“HFTs don’t care about the stock itself, they just want to buy and sell so they are hugely supportive of fragmentation, as they have more venues to use,” said Steve Grob, director of group strategy at Fidessa, which provides trading software to exchanges.
“The big players have already tried buying the small niche players and have now decided to play more to their competitive strengths by simply getting bigger,” Grob said.
UBS analysts said common threads to all the merger proposals were growing scale and reach; technology integration; product development and diversity; and positioning for more structural market change.
The LSE’s £4.3bn merger with TMX is expected to generate cost savings of £35m in the first year and £100m over five years – eight per cent of its combined cost base. A NYSE Euronext and DB merger would produce €300m (£255m) savings or 12 per cent of their combined cost base.
But the proposed mergers may not run smoothly. Some Canadian politicians have opposed the LSE/TMX match on concerns that the stock exchange is a strategic national asset.
“A Canadian loss of control over its own capital markets alone makes this deal dead on arrival,” said one Canadian columnist, David Olive.
Others have suggested the giant mergers could breach competition laws, either through size or their dominant position in key markets such as derivatives trading.
UBS analyst Arnaud Giblat said the proposed DB/NYSE Euronext deal “makes strategic sense” due to their capabilities across several asset classes.
Grob describes the mega-mergers as creating “multi-asset supermarkets”.
“By trading assets and derivatives, these exchanges will be like a huge Tesco, able to offer discounts to customers to bring people in,” he said.
And the trend will continue.
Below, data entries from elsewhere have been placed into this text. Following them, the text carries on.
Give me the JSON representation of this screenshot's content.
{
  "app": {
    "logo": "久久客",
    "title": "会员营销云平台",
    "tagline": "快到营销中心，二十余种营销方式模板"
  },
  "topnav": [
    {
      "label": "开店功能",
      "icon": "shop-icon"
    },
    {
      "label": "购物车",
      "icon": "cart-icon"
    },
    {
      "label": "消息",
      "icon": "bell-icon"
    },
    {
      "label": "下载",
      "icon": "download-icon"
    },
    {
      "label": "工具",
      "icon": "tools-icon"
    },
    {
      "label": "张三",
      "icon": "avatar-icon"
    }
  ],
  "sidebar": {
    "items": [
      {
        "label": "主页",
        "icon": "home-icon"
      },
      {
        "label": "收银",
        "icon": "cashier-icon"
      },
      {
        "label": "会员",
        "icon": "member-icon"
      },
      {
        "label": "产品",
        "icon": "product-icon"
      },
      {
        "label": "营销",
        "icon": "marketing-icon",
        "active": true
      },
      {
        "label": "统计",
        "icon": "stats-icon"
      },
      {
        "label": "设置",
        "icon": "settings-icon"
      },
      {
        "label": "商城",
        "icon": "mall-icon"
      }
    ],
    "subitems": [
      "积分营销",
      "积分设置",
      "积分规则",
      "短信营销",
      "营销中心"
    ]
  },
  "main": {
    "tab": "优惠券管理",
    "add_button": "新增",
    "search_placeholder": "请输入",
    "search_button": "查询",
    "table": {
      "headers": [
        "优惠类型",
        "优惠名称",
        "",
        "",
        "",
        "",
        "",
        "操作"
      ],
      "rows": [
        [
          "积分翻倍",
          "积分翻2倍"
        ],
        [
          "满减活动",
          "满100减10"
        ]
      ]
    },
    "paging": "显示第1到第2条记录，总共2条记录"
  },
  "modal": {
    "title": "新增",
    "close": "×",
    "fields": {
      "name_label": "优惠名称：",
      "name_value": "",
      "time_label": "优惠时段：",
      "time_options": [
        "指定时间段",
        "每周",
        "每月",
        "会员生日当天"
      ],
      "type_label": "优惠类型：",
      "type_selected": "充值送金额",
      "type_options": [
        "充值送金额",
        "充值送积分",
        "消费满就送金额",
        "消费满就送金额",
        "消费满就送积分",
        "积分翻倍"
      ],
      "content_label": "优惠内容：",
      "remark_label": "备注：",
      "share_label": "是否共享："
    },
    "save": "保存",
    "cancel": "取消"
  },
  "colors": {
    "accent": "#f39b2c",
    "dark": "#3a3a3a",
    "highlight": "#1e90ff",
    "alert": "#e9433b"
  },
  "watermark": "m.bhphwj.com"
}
Haynes believes smaller exchanges may become targets. “We believe these two announced tie-ups are very much just a first move, and it is highly unlikely to stop there,” Haynes said. “In both cases, we think they might be positioning themselves to buy up further exchanges – the Swiss or Spanish bourses, for instance, are both still independent.”
TIME LINE | STOCK MARKET MERGERS
● 11 January 2011
BATS and Chi-X Europe announce extension of merger talks
● 10 January 2011
Deutsche Boerse and NYSE Euronext in exclusive merger talks
● 9 January 2011
London Stock Exchange in £4.3bn merger with Toronto Metals Exchange
● 22 December 2010
BATS Europe and Chi-X Europe enter exclusive merger talks
● 25 October 2010
Singapore Exchange in £5.2bn takeover of Australian Stock Exchange
● 18 February 2010
LSE takes over Turquoise platform
● December 2008
Deutsche Boerse ends merger talks with NYSE Euronext over valuations differences
● April 2007
NYSE buys Euronext for €8bn (£6.8bn) cash
● March and November 2006
LSE rejects two £2.4bn and £2.7bn takeover bids from Nasdaq
● December 2004
LSE rejects £1.3bn bid from Deutsche Boerse
● January 2002
Euronext buys the London International Financial Futures and Options Exchange
● September 2000
The Paris, Brussels and Amsterdam stock exchanges merge to create Euronext